NPR’s On The Media chose to talk in depth about the media coverage of missing Malaysian Airlines flight 370, and they spoke about one thing I found fascinating in particular: accuracy in reporting.
The theme of the broadcast was somewhat congratulatory, surprisingly. There was a great deal of reporting on this missing flight, and the NPR commentators said they found the major news sources’ coverage exemplary in abstaining from faulty reporting.
This was fascinating in itself to me, as I found a great deal of faulty reporting based on fallacies of speculation. Things as far-fetched and ridiculous as black holes were named as possible options, and this on national television.
In fact, because there was no information, but the story was compelling, many news and media outlets came out with nothing but speculation, leaving behind the meager facts to simply write content that people would consume.
If there was content on this compelling, interesting, heart-wrenching human interest story, people would read it if it were factual or not. It didn’t have to be true, it just had to allow people to think about the right theme. It was sometimes embarrassing to the writers or reporters of the content, but it was basically just good business. There was little to say, but news sources have to say something or they run out of business.
This showed through particularly with CNN’s Black Hole theory, as produced by Don Lemon, who, in all sincerity, asked a panel of experts, live on the air, if a small black hole were a potential theory for the plane’s disappearance.
And the experts agreed. It was ridiculous.

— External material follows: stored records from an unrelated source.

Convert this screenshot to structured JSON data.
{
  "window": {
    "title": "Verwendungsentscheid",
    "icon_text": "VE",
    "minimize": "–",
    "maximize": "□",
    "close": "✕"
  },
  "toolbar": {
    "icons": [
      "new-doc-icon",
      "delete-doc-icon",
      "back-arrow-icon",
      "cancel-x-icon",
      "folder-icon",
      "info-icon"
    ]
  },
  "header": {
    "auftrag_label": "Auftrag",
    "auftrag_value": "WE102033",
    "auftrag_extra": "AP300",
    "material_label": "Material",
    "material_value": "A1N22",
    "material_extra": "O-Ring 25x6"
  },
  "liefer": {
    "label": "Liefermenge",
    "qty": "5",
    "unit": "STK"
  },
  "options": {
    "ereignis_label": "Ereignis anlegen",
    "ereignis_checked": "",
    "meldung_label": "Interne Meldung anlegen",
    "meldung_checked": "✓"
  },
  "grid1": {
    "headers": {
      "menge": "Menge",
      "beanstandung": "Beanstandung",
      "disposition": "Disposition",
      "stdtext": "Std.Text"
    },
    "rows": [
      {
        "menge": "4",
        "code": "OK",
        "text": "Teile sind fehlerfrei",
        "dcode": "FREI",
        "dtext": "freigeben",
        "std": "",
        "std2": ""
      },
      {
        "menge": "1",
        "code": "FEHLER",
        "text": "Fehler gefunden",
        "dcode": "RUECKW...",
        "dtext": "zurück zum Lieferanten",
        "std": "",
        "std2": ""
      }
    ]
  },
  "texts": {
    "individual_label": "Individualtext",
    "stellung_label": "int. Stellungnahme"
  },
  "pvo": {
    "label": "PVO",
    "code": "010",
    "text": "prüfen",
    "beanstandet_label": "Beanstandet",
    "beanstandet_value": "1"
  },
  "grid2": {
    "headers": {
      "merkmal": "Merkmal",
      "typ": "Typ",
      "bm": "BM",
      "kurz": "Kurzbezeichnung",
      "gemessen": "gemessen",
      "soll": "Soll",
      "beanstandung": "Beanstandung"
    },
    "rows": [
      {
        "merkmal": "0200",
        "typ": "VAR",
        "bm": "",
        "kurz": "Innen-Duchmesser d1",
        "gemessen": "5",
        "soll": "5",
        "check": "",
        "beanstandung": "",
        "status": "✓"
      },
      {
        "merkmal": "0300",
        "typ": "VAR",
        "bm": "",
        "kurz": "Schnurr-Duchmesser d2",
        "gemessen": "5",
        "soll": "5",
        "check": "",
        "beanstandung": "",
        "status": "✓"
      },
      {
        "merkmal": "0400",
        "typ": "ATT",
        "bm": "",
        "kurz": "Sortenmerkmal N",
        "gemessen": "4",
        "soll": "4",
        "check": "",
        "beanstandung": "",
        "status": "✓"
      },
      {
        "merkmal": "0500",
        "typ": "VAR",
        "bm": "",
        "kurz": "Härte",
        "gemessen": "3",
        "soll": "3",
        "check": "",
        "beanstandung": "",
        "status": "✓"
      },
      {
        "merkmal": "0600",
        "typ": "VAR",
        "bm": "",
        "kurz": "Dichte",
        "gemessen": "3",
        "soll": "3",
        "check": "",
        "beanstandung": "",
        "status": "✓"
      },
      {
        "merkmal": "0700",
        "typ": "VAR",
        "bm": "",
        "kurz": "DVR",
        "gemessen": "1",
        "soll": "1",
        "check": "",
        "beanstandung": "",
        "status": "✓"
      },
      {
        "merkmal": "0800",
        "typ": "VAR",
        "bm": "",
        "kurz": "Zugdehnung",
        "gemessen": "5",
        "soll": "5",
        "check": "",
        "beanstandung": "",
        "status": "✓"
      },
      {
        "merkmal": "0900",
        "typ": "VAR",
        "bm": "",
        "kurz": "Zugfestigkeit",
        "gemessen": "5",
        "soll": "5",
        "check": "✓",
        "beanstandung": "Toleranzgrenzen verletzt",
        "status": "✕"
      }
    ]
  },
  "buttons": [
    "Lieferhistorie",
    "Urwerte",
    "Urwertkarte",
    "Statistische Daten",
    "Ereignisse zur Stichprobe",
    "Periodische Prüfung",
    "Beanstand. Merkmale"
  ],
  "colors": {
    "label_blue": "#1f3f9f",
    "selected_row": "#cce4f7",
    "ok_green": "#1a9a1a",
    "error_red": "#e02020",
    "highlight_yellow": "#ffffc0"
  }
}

So what do we learn from this? It doesn’t matter if the story has well fleshed-out details or not. It only really matters that the story exists, and has the potential to be compelling and meaningful to the general public. If it is, then the public will put up with ridiculous speculations.